  • first exclusion order

    The first Civilian Exclusion Order issued by the Army is issued for the Bainbridge Island area near Seattle. The forty-five families there are given one week to prepare. By the end of October, 108 exclusion orders would be issued, and all Japanese Americans in Military Area No. 1 and the California portion of No. 2 would be incarcerated
  • japanese murder

    japanese murder
    Forty-five-year-old Ichiro Shimoda, a Los Angeles gardener, is shot to death by guards while trying to escape from Fort Still (Oklahoma) internment camp. The victim was seriously mentally ill, having attempted suicide twice since being picked up on December 7. He is shot despite the guards' knowledge of his mental state
  • film industry gets in

    The movie "Little Tokyo, U.S.A." is released by Twentieth Century Fox. In it, the Japanese American community is portrayed as a "vast army of volunteer spies" and "blind worshippers of their Emperor, " as described in the film's voice-over prologue.
  • soldiers' protesting

    Forty-three Japanese American soldiers are arrested for refusing to participate in combat training at Fort McClellan, Alabama, as a protest of treatment of their families in U.S. camps. Eventually, 106 are arrested for their refusal. Twenty-one are convicted and serve prison time before being paroled in 1946
  • Jerome internment camp closing

    Jerome internment camp closing
    camp named jerome is the first camp to close
  • beginning of forgiveness

    a japanese Combat Team rescues an American battalion which had been cut off and surrounded by the enemy. After this rescue, the 442nd is ordered to keep advancing in the forest; they would push ahead without relief or rest until November 9.
  • beginning of back to normal phase

    Restrictions preventing resettlement on the West Coast are removed, although many exceptions continue to exist. A few carefully screened Japanese Americans had returned to the coast in late 1944.
  • americans don't agree with their government

    The packing shed of the Doi family is burned and dynamited and shots are fired into their home. The family had been the first to return to California from Amache and the first to return to Placer County, having arrived three days earlier. Although several men are arrested and confess to the acts, all would be acquitted. Some 30 similar incidents would greet other Japanese Americans returning to the West Coast between January and June
  • closing of the last internment camp

    tule lake camp is finally closed after interning 18 789 asians.
  • japanese combat team is being honored by the president TRUMAN

    The 442nd Regimental Combat Team is received on the White House lawn by President Truman. "You fought not only the enemy but you fought prejudice -- and you have won," remarks the president
  • us president writes an apology letter to japanese survivors

  • writing of Shangai Girls
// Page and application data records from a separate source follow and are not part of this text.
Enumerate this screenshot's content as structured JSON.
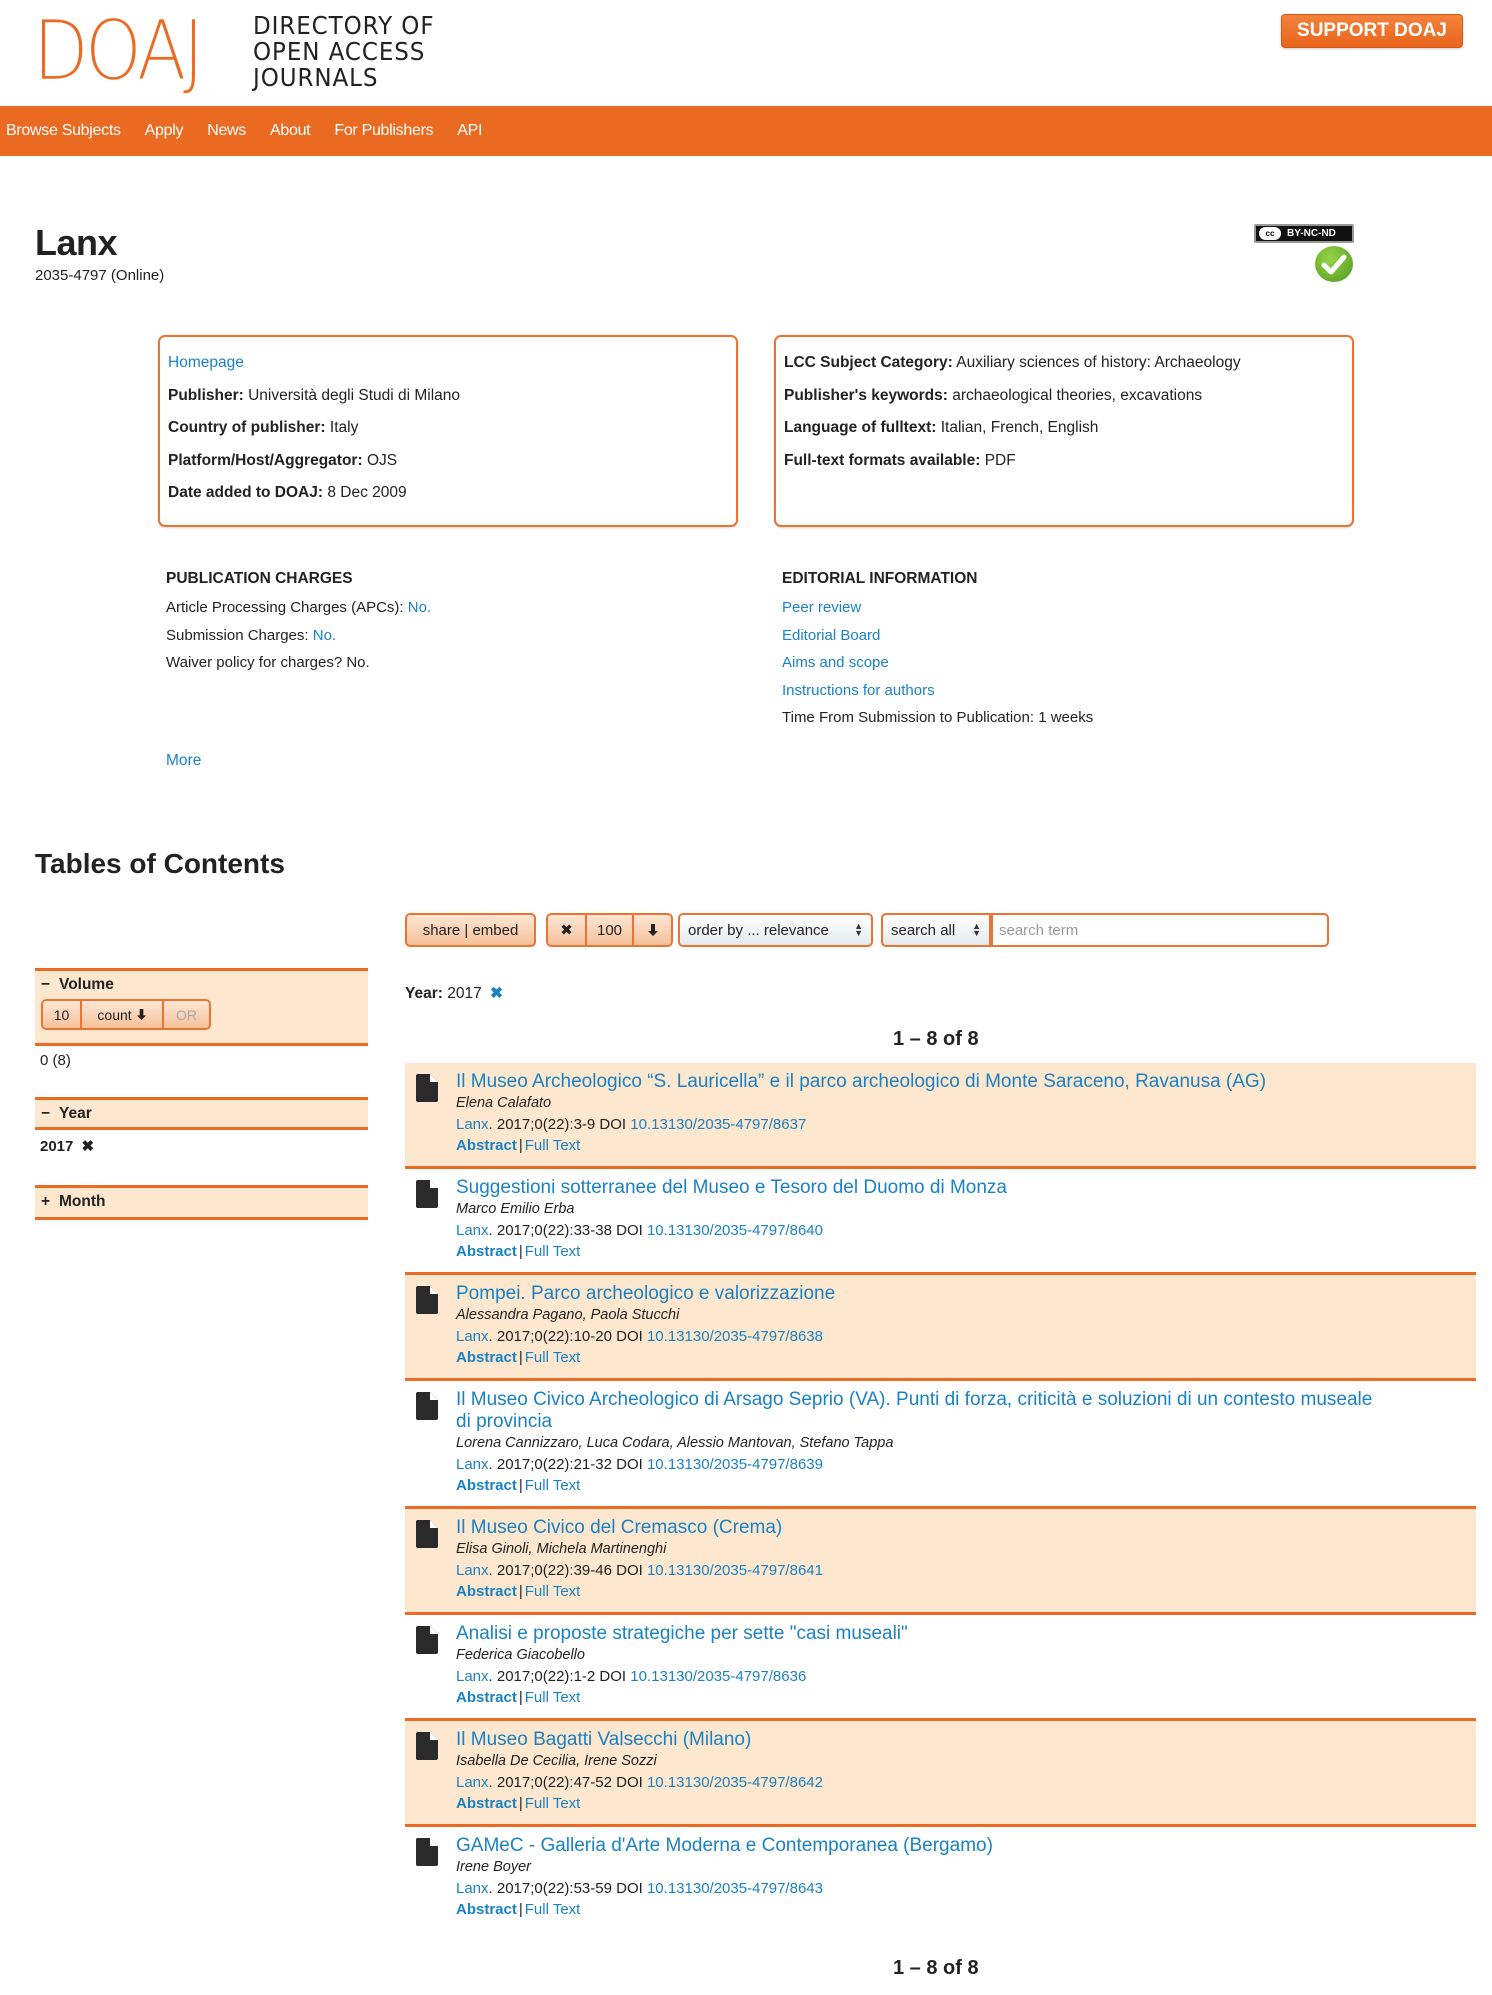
{
  "header": {
    "logo_mark": "DOAJ",
    "logo_text": [
      "DIRECTORY OF",
      "OPEN ACCESS",
      "JOURNALS"
    ],
    "support_button": "SUPPORT DOAJ",
    "nav": [
      "Browse Subjects",
      "Apply",
      "News",
      "About",
      "For Publishers",
      "API"
    ]
  },
  "journal": {
    "title": "Lanx",
    "issn": "2035-4797 (Online)",
    "license_badge": "BY-NC-ND",
    "license_cc": "cc",
    "seal_icon": "green-checkmark-icon"
  },
  "info_left": {
    "homepage_link": "Homepage",
    "rows": [
      {
        "label": "Publisher:",
        "value": "Università degli Studi di Milano"
      },
      {
        "label": "Country of publisher:",
        "value": "Italy"
      },
      {
        "label": "Platform/Host/Aggregator:",
        "value": "OJS"
      },
      {
        "label": "Date added to DOAJ:",
        "value": " 8 Dec 2009"
      }
    ]
  },
  "info_right": {
    "rows": [
      {
        "label": "LCC Subject Category:",
        "value": "Auxiliary sciences of history: Archaeology"
      },
      {
        "label": "Publisher's keywords:",
        "value": "archaeological theories, excavations"
      },
      {
        "label": "Language of fulltext:",
        "value": "Italian, French, English"
      },
      {
        "label": "Full-text formats available:",
        "value": "PDF"
      }
    ]
  },
  "publication_charges": {
    "heading": "PUBLICATION CHARGES",
    "apc_label": "Article Processing Charges (APCs):",
    "apc_value": "No.",
    "submission_label": "Submission Charges:",
    "submission_value": "No.",
    "waiver": "Waiver policy for charges? No."
  },
  "editorial": {
    "heading": "EDITORIAL INFORMATION",
    "links": [
      "Peer review",
      "Editorial Board",
      "Aims and scope",
      "Instructions for authors"
    ],
    "time_to_publication": "Time From Submission to Publication: 1 weeks"
  },
  "more_link": "More",
  "toc": {
    "title": "Tables of Contents",
    "toolbar": {
      "share_embed": "share | embed",
      "clear_icon": "✖",
      "page_size": "100",
      "sort_dir_icon": "🠗",
      "order_by": "order by ... relevance",
      "search_field": "search all",
      "search_placeholder": "search term",
      "search_value": ""
    },
    "active_filter": {
      "label": "Year:",
      "value": "2017",
      "remove": "✖"
    },
    "count_label": "1 – 8 of 8",
    "facets": {
      "volume": {
        "sign": "−",
        "label": "Volume",
        "size": "10",
        "sort": "count",
        "sort_icon": "🠗",
        "or": "OR",
        "value": "0 (8)"
      },
      "year": {
        "sign": "−",
        "label": "Year",
        "value": "2017",
        "remove": "✖"
      },
      "month": {
        "sign": "+",
        "label": "Month"
      }
    },
    "results": [
      {
        "title": "Il Museo Archeologico “S. Lauricella” e il parco archeologico di Monte Saraceno, Ravanusa (AG)",
        "authors": "Elena Calafato",
        "journal": "Lanx",
        "cite": ". 2017;0(22):3-9 DOI ",
        "doi": "10.13130/2035-4797/8637",
        "abstract": "Abstract",
        "fulltext": "Full Text"
      },
      {
        "title": "Suggestioni sotterranee del Museo e Tesoro del Duomo di Monza",
        "authors": "Marco Emilio Erba",
        "journal": "Lanx",
        "cite": ". 2017;0(22):33-38 DOI ",
        "doi": "10.13130/2035-4797/8640",
        "abstract": "Abstract",
        "fulltext": "Full Text"
      },
      {
        "title": "Pompei. Parco archeologico e valorizzazione",
        "authors": "Alessandra Pagano, Paola Stucchi",
        "journal": "Lanx",
        "cite": ". 2017;0(22):10-20 DOI ",
        "doi": "10.13130/2035-4797/8638",
        "abstract": "Abstract",
        "fulltext": "Full Text"
      },
      {
        "title": "Il Museo Civico Archeologico di Arsago Seprio (VA). Punti di forza, criticità e soluzioni di un contesto museale di provincia",
        "authors": "Lorena Cannizzaro, Luca Codara, Alessio Mantovan, Stefano Tappa",
        "journal": "Lanx",
        "cite": ". 2017;0(22):21-32 DOI ",
        "doi": "10.13130/2035-4797/8639",
        "abstract": "Abstract",
        "fulltext": "Full Text"
      },
      {
        "title": "Il Museo Civico del Cremasco (Crema)",
        "authors": "Elisa Ginoli, Michela Martinenghi",
        "journal": "Lanx",
        "cite": ". 2017;0(22):39-46 DOI ",
        "doi": "10.13130/2035-4797/8641",
        "abstract": "Abstract",
        "fulltext": "Full Text"
      },
      {
        "title": "Analisi e proposte strategiche per sette \"casi museali\"",
        "authors": "Federica Giacobello",
        "journal": "Lanx",
        "cite": ". 2017;0(22):1-2 DOI ",
        "doi": "10.13130/2035-4797/8636",
        "abstract": "Abstract",
        "fulltext": "Full Text"
      },
      {
        "title": "Il Museo Bagatti Valsecchi (Milano)",
        "authors": "Isabella De Cecilia, Irene Sozzi",
        "journal": "Lanx",
        "cite": ". 2017;0(22):47-52 DOI ",
        "doi": "10.13130/2035-4797/8642",
        "abstract": "Abstract",
        "fulltext": "Full Text"
      },
      {
        "title": "GAMeC - Galleria d'Arte Moderna e Contemporanea (Bergamo)",
        "authors": "Irene Boyer",
        "journal": "Lanx",
        "cite": ". 2017;0(22):53-59 DOI ",
        "doi": "10.13130/2035-4797/8643",
        "abstract": "Abstract",
        "fulltext": "Full Text"
      }
    ]
  },
  "colors": {
    "brand_orange": "#ea6a22",
    "link_blue": "#1a82c4",
    "facet_bg": "#fde8cf",
    "seal_green": "#4a9a1c"
  }
}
    writing of Shangai Girls
    Shanghai Girls is divided into three parts: Fate, Fortune, and Destiny. Here See treats Chinese immigration from a personal view through Pearl's narration. she objectively placed 100 years of her Chinese family history in the context of the daunting challenges Chinese immigrants faced in coming to America in search of Gold Mountain. America's mistreatment of Chinese immigrants is related in this novel.